§ **TO DO**
Where does the string "icon" appear in the records? Copy each line that holds it.

§ **DATA SUPPLIED**
*** Block opens ***
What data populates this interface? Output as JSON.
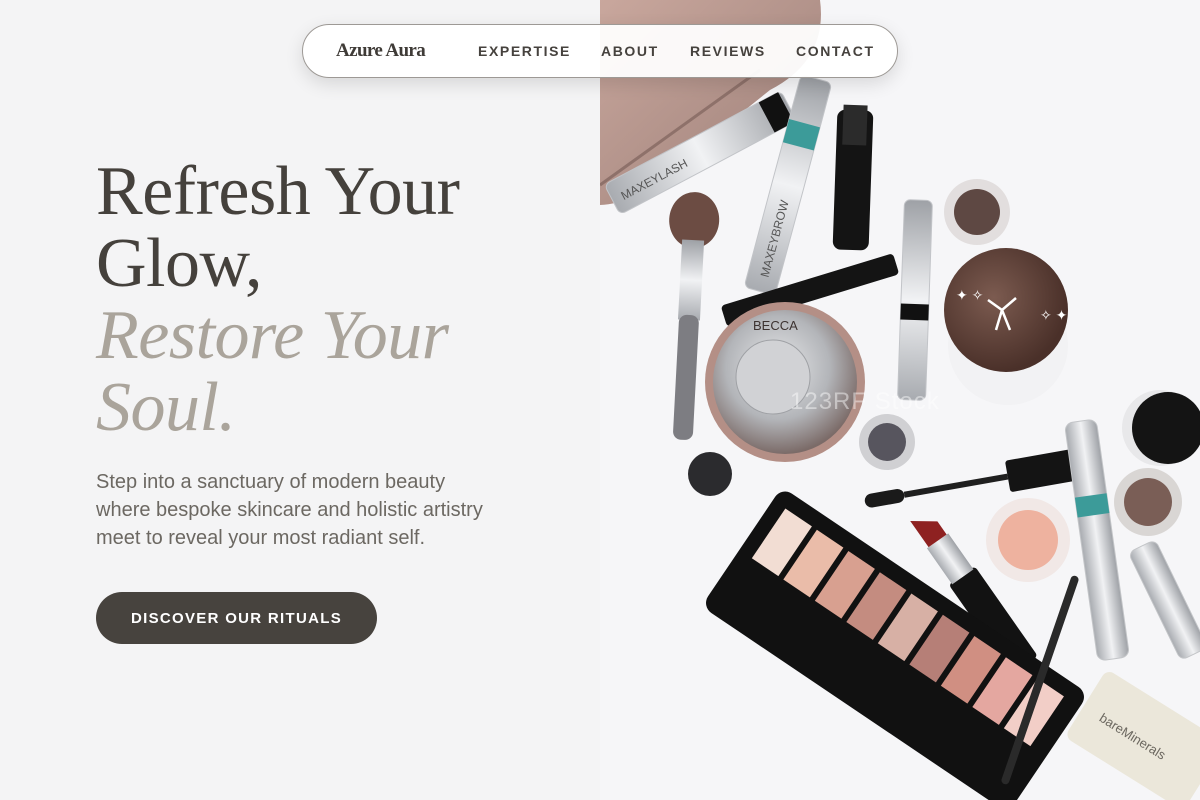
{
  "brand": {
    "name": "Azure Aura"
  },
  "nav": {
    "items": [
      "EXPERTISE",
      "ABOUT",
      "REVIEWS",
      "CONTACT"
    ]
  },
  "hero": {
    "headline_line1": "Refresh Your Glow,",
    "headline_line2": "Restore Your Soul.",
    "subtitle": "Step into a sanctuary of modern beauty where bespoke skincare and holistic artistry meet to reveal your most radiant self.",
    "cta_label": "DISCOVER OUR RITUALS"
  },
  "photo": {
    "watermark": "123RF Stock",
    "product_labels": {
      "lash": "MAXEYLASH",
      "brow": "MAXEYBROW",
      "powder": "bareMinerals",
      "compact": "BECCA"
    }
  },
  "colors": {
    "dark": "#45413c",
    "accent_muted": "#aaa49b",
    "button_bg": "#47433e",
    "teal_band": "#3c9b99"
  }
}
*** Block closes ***
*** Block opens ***
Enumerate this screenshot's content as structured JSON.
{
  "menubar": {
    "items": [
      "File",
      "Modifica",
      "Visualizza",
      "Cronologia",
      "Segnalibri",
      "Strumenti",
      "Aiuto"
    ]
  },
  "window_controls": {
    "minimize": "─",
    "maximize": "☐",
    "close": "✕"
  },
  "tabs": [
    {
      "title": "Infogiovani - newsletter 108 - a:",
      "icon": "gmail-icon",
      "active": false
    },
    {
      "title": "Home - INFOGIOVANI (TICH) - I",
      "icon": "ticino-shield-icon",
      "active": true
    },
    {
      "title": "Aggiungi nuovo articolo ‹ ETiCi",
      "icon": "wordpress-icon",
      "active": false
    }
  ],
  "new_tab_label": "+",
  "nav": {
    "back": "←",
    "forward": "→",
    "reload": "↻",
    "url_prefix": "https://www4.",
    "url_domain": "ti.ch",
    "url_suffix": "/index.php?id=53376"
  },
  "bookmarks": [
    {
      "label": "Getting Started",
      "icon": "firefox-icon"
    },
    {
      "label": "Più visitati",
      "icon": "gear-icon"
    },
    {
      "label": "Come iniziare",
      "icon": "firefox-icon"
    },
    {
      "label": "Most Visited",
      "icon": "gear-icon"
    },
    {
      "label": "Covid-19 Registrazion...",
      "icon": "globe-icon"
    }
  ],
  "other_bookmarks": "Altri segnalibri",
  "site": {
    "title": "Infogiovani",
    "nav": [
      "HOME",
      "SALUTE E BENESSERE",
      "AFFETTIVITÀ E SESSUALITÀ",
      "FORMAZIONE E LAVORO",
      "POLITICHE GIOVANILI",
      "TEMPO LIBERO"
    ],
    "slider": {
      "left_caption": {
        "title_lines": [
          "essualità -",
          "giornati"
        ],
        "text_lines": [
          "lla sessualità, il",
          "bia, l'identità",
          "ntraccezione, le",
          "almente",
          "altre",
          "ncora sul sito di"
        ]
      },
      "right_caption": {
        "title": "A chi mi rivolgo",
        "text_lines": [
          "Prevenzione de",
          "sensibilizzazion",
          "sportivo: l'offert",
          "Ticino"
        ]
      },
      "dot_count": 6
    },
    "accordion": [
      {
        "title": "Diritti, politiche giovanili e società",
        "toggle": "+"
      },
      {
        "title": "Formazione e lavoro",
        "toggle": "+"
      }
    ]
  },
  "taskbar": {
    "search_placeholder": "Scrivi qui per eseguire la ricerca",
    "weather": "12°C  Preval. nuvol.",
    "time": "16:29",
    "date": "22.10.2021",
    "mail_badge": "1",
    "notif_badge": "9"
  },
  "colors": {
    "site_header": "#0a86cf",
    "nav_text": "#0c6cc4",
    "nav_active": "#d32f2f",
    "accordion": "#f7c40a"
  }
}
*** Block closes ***
§ **RESULT BELOW**
      "icon": "gmail-icon",
      "icon": "ticino-shield-icon",
      "icon": "wordpress-icon",
      "icon": "firefox-icon"
      "icon": "gear-icon"
      "icon": "firefox-icon"
      "icon": "gear-icon"
      "icon": "globe-icon"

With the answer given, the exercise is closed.